The subtitle of the book is "Exploring the Diverse Cuisines of Turkey," which they did by getting off the beaten track, dropping into villages to see what might be cooking, winding up with recipes and often invitations to eat, because Turkish people take pride in their hospitality.
Eckhardt, shown here with Hagerman, describes their book as "a little bit of a love letter to Turkey." Apart from Istanbul, the book concentrates on eastern Turkey, which offers a rich variety of cuisines and is visited by few tourists.
This area is in the limelight now, because Hatay province in southeastern Turkey has just been honored for its cuisine by UNESCO. The Hatay Metropolitan Municipality (Antakya) is now a Creative City for gastronomy along with Gaziantep, also in southeastern Turkey, which was honored in 2015.
Hatay has a pronounced meze culture and a penchant for chile-laden foods, Eckhardt said at a book-signing and cooking demo at Melissa's Produce. An example of both is this zesty olive salad with tomatoes.
The salad in the photo is my homemade version. It was easy and required only inexpensive, readily available ingredients, which is true of many recipes in the book.
This spicy egg salad, also from Hatay, is even easier, composed of just five ingredients, two of which are olive oil and salt. The others are hard-boiled eggs, crushed red pepper flakes and flat-leaf parsley.
Melissa's chefs prepared the salad in the photo. It was so good I couldn't stop eating it.
This version is from Hatay, where it is seasoned generously with a leading product of the area, pomegranate molasses. There, it is often served with an omelet, Eckhardt says in the book, or with preserved grape leaves for wrapping. I substituted crunchy romaine leaves (above), and that was good too.
Turkey is a land of regional cuisines with immense variations, Eckhardt pointed out. One area might focus on lamb, another on beef and dairy products. On the Black Sea Coast, anchovies are revered.
"We were eating foods on the Black Sea that we had never eaten in other parts of Turkey," Eckhardt said. Corn is fundamental there, especially dried corn. This Black Sea salad combines fresh corn with eggplant, bell peppers, parsley and dill.
Eckhardt and Hagerman have been fascinated by Turkey for 20 years.
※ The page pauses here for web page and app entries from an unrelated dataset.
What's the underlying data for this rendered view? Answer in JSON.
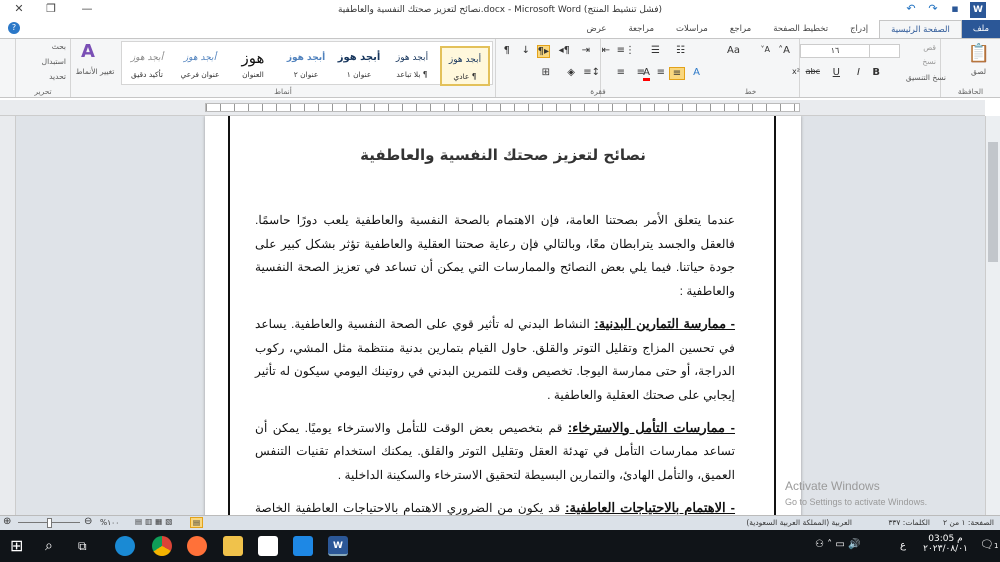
{
  "window": {
    "title": "نصائح لتعزيز صحتك النفسية والعاطفية.docx - Microsoft Word (فشل تنشيط المنتج)"
  },
  "tabs": [
    "ملف",
    "الصفحة الرئيسية",
    "إدراج",
    "تخطيط الصفحة",
    "مراجع",
    "مراسلات",
    "مراجعة",
    "عرض"
  ],
  "ribbon": {
    "clipboard": {
      "label": "الحافظة",
      "paste": "لصق",
      "cut": "قص",
      "copy": "نسخ",
      "format_painter": "نسخ التنسيق"
    },
    "font": {
      "label": "خط",
      "name": "Arial",
      "size": "١٦"
    },
    "paragraph": {
      "label": "فقرة"
    },
    "styles": {
      "label": "أنماط",
      "items": [
        {
          "sample": "أبجد هوز",
          "name": "¶ عادي"
        },
        {
          "sample": "أبجد هوز",
          "name": "¶ بلا تباعد"
        },
        {
          "sample": "أبجد هوز",
          "name": "عنوان ١"
        },
        {
          "sample": "أبجد هوز",
          "name": "عنوان ٢"
        },
        {
          "sample": "هوز",
          "name": "العنوان"
        },
        {
          "sample": "أبجد هوز",
          "name": "عنوان فرعي"
        },
        {
          "sample": "أبجد هوز",
          "name": "تأكيد دقيق"
        }
      ],
      "change": "تغيير الأنماط"
    },
    "editing": {
      "label": "تحرير",
      "find": "بحث",
      "replace": "استبدال",
      "select": "تحديد"
    }
  },
  "document": {
    "title": "نصائح لتعزيز صحتك النفسية والعاطفية",
    "intro": "عندما يتعلق الأمر بصحتنا العامة، فإن الاهتمام بالصحة النفسية والعاطفية يلعب دورًا حاسمًا. فالعقل والجسد يترابطان معًا، وبالتالي فإن رعاية صحتنا العقلية والعاطفية تؤثر بشكل كبير على جودة حياتنا. فيما يلي بعض النصائح والممارسات التي يمكن أن تساعد في تعزيز الصحة النفسية والعاطفية :",
    "sections": [
      {
        "heading": "- ممارسة التمارين البدنية:",
        "text": " النشاط البدني له تأثير قوي على الصحة النفسية والعاطفية. يساعد في تحسين المزاج وتقليل التوتر والقلق. حاول القيام بتمارين بدنية منتظمة مثل المشي، ركوب الدراجة، أو حتى ممارسة اليوجا. تخصيص وقت للتمرين البدني في روتينك اليومي سيكون له تأثير إيجابي على صحتك العقلية والعاطفية ."
      },
      {
        "heading": "- ممارسات التأمل والاسترخاء:",
        "text": " قم بتخصيص بعض الوقت للتأمل والاسترخاء يوميًا. يمكن أن تساعد ممارسات التأمل في تهدئة العقل وتقليل التوتر والقلق. يمكنك استخدام تقنيات التنفس العميق، والتأمل الهادئ، والتمارين البسيطة لتحقيق الاسترخاء والسكينة الداخلية ."
      },
      {
        "heading": "- الاهتمام بالاحتياجات العاطفية:",
        "text": " قد يكون من الضروري الاهتمام بالاحتياجات العاطفية الخاصة بك. حاول التعرف على ما يجعلك سعيدًا ومرتاحًا وقم بتلبية تلك الاحتياجات بانتظام."
      }
    ]
  },
  "watermark": {
    "line1": "Activate Windows",
    "line2": "Go to Settings to activate Windows."
  },
  "status": {
    "page": "الصفحة: ١ من ٢",
    "words": "الكلمات: ٣٣٧",
    "language": "العربية (المملكة العربية السعودية)",
    "zoom": "%١٠٠"
  },
  "taskbar": {
    "time": "03:05 م",
    "date": "٢٠٢٣/٠٨/٠١",
    "lang": "ع",
    "notifications": "1"
  }
}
Eckhardt has studied Turkish, and Hagerman said he speaks a little. They researched through repeated road trips, coming up with recipes never before published in English. "I want people to come away with the idea of what Turkish food really is," Eckhardt said.
BULGUR & HERB SALAD
From "Istanbul and Beyond"
1 cup fine bulgur
2 teaspoons sweet or hot Turkish red pepper paste
2 teaspoons tomato paste
2 scallions, white and green parts, thinly sliced
1 packed cup finely chopped flat-leaf parsley
1/2 packed cup finely chopped fresh mint
2 tablespoons plus 2 teaspoons pomegranate molasses, or to taste
1 tablespoon plus 2 teaspoons olive oil
1/4 teaspoon fine sea salt
Turkish or other crushed red pepper flakes, optional
For serving: crisp lettuce leaves, preserved grape leaves (rinsed, soaked at least 2 hours in several changes of cold water, rinsed again and patted dry) and/or lavash or other flatbread
Place the bulgur in a medium bowl, add cool water to cover, and swish the grains with your fingers. Tilt the bowl to drain off the water, and repeat until the water remains clear. Drain thoroughly and set aside for 30 minutes.
Add the pepper and tomato pastes to the bulgur and work into the grains using a spoon or fingers (wearing latex gloves). Pick up a handful of bulgur and rub the grains between your palms, letting them fall into the bowl. Repeat. After 2 or 3 minutes, the bulgur should be crimson.
Continue to massage the bulgur, now adding cold water 1 teaspoon at a time. Test for doneness by squeezing a clump of bulgur between your palm and fingers; it should hold its shape when released. The grains should be al dente, soft on the outside with some resistance within.
Add the scallions, parsley and mint. Mix with a fork or with your hands, lightly crushing the grains and herbs together. Add the pomegranate molasses and olive oil and mix gently.
Taste the salad, add salt and more pomegranate molasses by the 1/2 teaspoon if needed. If the salad isn't spicy enough for your taste, add red pepper flakes 1 teaspoon at a time.
Set the salad aside at room temperature for 1 to 4 hours before serving, or cover and refrigerate for up to 24 hours. Serve at room temperature, with the accompaniments suggested.
Makes 8 servings as a meze or 4 as a side dish.